Disrespecting your elders – the dangers of getting presentation advice from your boss
23 February 2016
Author: Barry Brophy is a mechanical engineer who provides training in how to make technical presentations and teaches two masters’ courses on this topic in UCD
If you worry about giving presentations – and most people do – it is natural to seek advice. And bosses are only too eager to give this advice. They want to make sure you are representing the company, or division within that company, in the right way so they will often sit through several dry-runs to help you get it right. But be warned, your boss is nearly always the worst person to give you feedback.
Why? Are we not supposed to respect our elders and betters? Well in regard to presentations, often the answer is no. And failure to realise this point has turned many good presentations to sludge.
Often your boss will not be a ‘good ear’ for your material. He or she will probably know your topic inside out and speak the same technical language as you do, even think the same way. However, it is unlikely the audience will. The audience will be new to your ideas and often experts (or bosses) are poor at judging this.
I observed recently where a PhD student was instructed by his academic supervisor to remove most of the pictures from a presentation so that he could ‘get to the meat of the study’ more quickly. The problem was that the images provided a background to the story by locating the research in the real world. Even other experts in the field need orientation of this sort, usually lots of it.
The curse of knowledge
There is even a name for this phenomenon: ‘the curse of knowledge’. The idea is that the more you know about something, the simpler that thing seems to you. And this can lead you to under-communicate that topic to a novice.
Chip and Dan Heath in their bestselling book, ‘Made To Stick’, outline some fascinating experiments that have quantified this effect. Employees in a telecoms company were asked to estimate the time it would take for novice customers to master certain basic tasks on a new digital telephone system that had been installed.
The employees with more expertise made worse predictions than those with less expertise, consistently underestimating the time taken for novices to master the new system. Expert communicators frequently make the same mistake. Bosses with customer or sales experience can overcome this bias but it is not the only thing that mars the feedback they may give you.
You have to be aware that when someone gives you feedback, they are not actually listening for content. They are not the target audience so they don’t have that target audience’s needs. For this reason, they will not be focused on your message but rather on how you convey that message. This is very unnatural.
Imagine you got lost and stopped somebody in the street to ask for directions. During that short conversation you will be completely focused on learning what you need to learn – turn left, take the second right, walk past the church – and less aware of how that content is being conveyed. You will not be counting the number of times the speaker says ‘eh’ or ‘basically’, or checking your watch to see if they are sticking to time.
Feedback on communication only makes sense when the audience is actually ‘listening for content’

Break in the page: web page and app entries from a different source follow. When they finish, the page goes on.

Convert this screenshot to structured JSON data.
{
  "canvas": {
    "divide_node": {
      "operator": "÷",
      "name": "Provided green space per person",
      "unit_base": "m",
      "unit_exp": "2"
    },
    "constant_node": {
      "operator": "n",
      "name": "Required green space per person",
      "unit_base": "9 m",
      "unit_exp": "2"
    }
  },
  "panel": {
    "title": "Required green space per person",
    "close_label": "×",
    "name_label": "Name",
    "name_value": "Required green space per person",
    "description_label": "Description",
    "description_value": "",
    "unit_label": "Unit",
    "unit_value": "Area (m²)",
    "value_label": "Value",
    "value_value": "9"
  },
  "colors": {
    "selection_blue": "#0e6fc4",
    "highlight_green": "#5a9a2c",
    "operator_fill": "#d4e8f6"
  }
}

When you are actually listening for information, the attributes of communication – eye contact, body language, facial expression, vocal inflection – make a difference but you don’t notice them explicitly. However, when you are giving somebody feedback on a presentation in which the content is not meaningful to you, you notice little else.
I have encountered situations where speakers were instructed to tame their hand movements or tone down their accents, to smile a bit more or a bit less. None of these things matter when content is actually being conveyed but they look like they matter in the absence of a focus for the communication.
Worse is when the speaker is taken out of the feedback altogether. This occurs when you get the dreaded request to ‘send on the PowerPoint’. Presentation slides viewed in the absence of a presenter are meaningless and feedback on them equally so.
Apart from which, as discussed in the article on visual aids in the last issue of this journal, slides viewed on a monitor communicate differently to those viewed on a big screen. Often undue clutter is tolerated and the result is more like a poster than a presentation slide.
Bosses aside, however, it is difficult to get useful presentation feedback from anyone. Criticism of the presentation is seen as criticism of the presenter; ‘How was it?’ a euphemism for ‘How was I?’
The best way around this is to ask for relative rather than absolute criticism. Say something like, ‘I was thinking of taking the graph/story/video out of the presentation so I can put more images in at the start.’ This will prompt replies like, ‘No, I really liked the video,’ or ‘Yeah, the pictures were really effective, I thought you could have done with more of those.’
Also, once you get people talking, you can discern the most valuable insight of all: what do they remember? If they picked up your main points you have succeeded, regardless of how much or how little you flailed your arms.
- He is author of The Natural Presenter, 2007, which was published in Ireland, Australia and New Zealand.
- He has provided training for many large engineering clients: BP, Jacobs, ESBI, Faber Maunsell, Engineers Ireland, DePuy, Microsoft, etc.
- Although based in the Mechanical Engineering school in UCD, the courses he teaches are open to students from all disciplines – see short videos.
- He has spoken on this topic recently on Ireland’s leading business radio show, ‘Down to Business’ – listen to podcast.